Possibly the most geeky thing about me, if I can pick just one thing, is that I get all tingly when I hear about new business models. For example, I got a tingly feeling the first time I heard about iTunes. I get the same feeling every time I buy a book in less than a minute from Amazon.
I’m also fascinated when an improved user interface causes an entirely new product to be created from something old. For example, auctions have been around forever, but eBay made it so easy that they created an entirely new way of doing business.
I get shivers when I see stuff like that happening, and I don’t know why. Business models haven’t been around long enough to affect human evolution. I have to wonder what genetic defect I have that causes me to enjoy learning about business models as much as I enjoy food or laughing.
Maybe you noticed a new button below the Dilbert comic on the home page labeled “License Me.” Now you can search for a particular strip by key word or date, click a few buttons to describe how you want to use it – for anything from a PowerPoint presentation to a web site to a publication to a coffee mug – enter some credit card information, and you’re all legally licensed in minutes. For example, you can license Dilbert for your business presentation for as little as $19.99, which is the same as free if your boss is paying for it.
The old way of licensing Dilbert was so cumbersome that I spent a lot of time convincing people they shouldn’t even try. My end of the conversation usually involved something like “Just use it without permission and don’t tell me about it.” When pressed for an explanation as to why doing such a seemingly simple thing would be a nightmare, I launched into my explanation of copyright protections, lawyers, contracts, approval processes, and all the phone calls, faxes, e-mails, and cursing involved to get a tiny license for a limited use. It was a good way for me to experience self-loathing with a dollop of someone else loathing me at the same time.
In recent years, United Media streamlined the process, but it still involved e-mails, sometimes phone calls, explanations, contracts, and too much time. It was never as easy as common sense demanded.
As a consequence, Dilbert was probably in second place for the most stolen item of the past 20 years, at least by businesses. (Money was in first place.) And who could blame anyone for using Dilbert without permission? I would have done the same thing. Humans have some sort of hardwired sense of rightness, and stealing something that’s too much of a hassle to purchase legally feels okay to most people. I feel exactly the same way.
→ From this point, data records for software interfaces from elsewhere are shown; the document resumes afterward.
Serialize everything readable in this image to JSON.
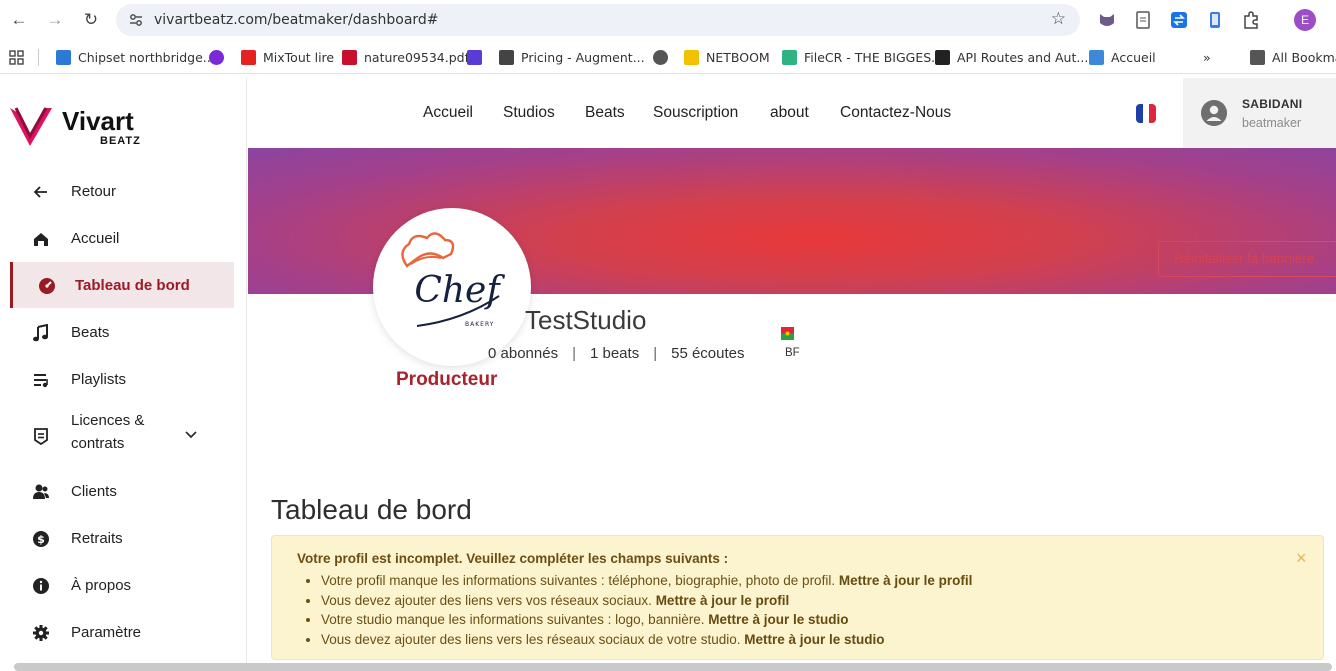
{
  "browser": {
    "url": "vivartbeatz.com/beatmaker/dashboard#",
    "profile_initial": "E",
    "bookmarks": [
      {
        "label": "Chipset northbridge...",
        "color": "#2b7bd6"
      },
      {
        "label": "",
        "color": "#7a2ad6"
      },
      {
        "label": "MixTout lire",
        "color": "#e52222"
      },
      {
        "label": "nature09534.pdf",
        "color": "#c8102e"
      },
      {
        "label": "",
        "color": "#5b3bd6"
      },
      {
        "label": "Pricing - Augment...",
        "color": "#444444"
      },
      {
        "label": "",
        "color": "#555555"
      },
      {
        "label": "NETBOOM",
        "color": "#f2c200"
      },
      {
        "label": "FileCR - THE BIGGES...",
        "color": "#2fb380"
      },
      {
        "label": "API Routes and Aut...",
        "color": "#222222"
      },
      {
        "label": "Accueil",
        "color": "#3c89d8"
      },
      {
        "label": "»",
        "color": ""
      },
      {
        "label": "All Bookmarks",
        "color": "#555555"
      }
    ]
  },
  "logo": {
    "brand": "Vivart",
    "sub": "BEATZ"
  },
  "sidebar": {
    "items": [
      {
        "label": "Retour",
        "icon": "arrow-left-icon"
      },
      {
        "label": "Accueil",
        "icon": "home-icon"
      },
      {
        "label": "Tableau de bord",
        "icon": "gauge-icon",
        "active": true
      },
      {
        "label": "Beats",
        "icon": "music-note-icon"
      },
      {
        "label": "Playlists",
        "icon": "playlist-icon"
      },
      {
        "label": "Licences &",
        "label2": "contrats",
        "icon": "license-icon"
      },
      {
        "label": "Clients",
        "icon": "users-icon"
      },
      {
        "label": "Retraits",
        "icon": "dollar-icon"
      },
      {
        "label": "À propos",
        "icon": "info-icon"
      },
      {
        "label": "Paramètre",
        "icon": "gear-icon"
      }
    ]
  },
  "topnav": {
    "links": [
      "Accueil",
      "Studios",
      "Beats",
      "Souscription",
      "about",
      "Contactez-Nous"
    ],
    "user_name": "SABIDANI",
    "user_role": "beatmaker"
  },
  "banner": {
    "reset_label": "Réinitialiser la bannière"
  },
  "studio": {
    "name": "TestStudio",
    "logo_text": "Chef",
    "logo_sub": "BAKERY",
    "subscribers": "0 abonnés",
    "beats": "1 beats",
    "listens": "55 écoutes",
    "country_code": "BF",
    "role": "Producteur"
  },
  "main": {
    "title": "Tableau de bord",
    "alert": {
      "heading": "Votre profil est incomplet. Veuillez compléter les champs suivants :",
      "items": [
        {
          "text": "Votre profil manque les informations suivantes : téléphone, biographie, photo de profil. ",
          "link": "Mettre à jour le profil"
        },
        {
          "text": "Vous devez ajouter des liens vers vos réseaux sociaux. ",
          "link": "Mettre à jour le profil"
        },
        {
          "text": "Votre studio manque les informations suivantes : logo, bannière. ",
          "link": "Mettre à jour le studio"
        },
        {
          "text": "Vous devez ajouter des liens vers les réseaux sociaux de votre studio. ",
          "link": "Mettre à jour le studio"
        }
      ],
      "close": "×"
    }
  },
  "colors": {
    "accent": "#9b1b22",
    "alert_bg": "#fcf3cf",
    "banner_center": "#e8383a",
    "banner_edge": "#8b44a0"
  }
}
The License Me button is for the benefit of companies that prefer to be legal in all things. It sets a good example. And at long last, it is easy to be legal. I call that a new business model.
It makes me tingle. I swear it does.
(Note: Dilbert will always be free for personal use, such as hanging on your wall or emailing to friends.)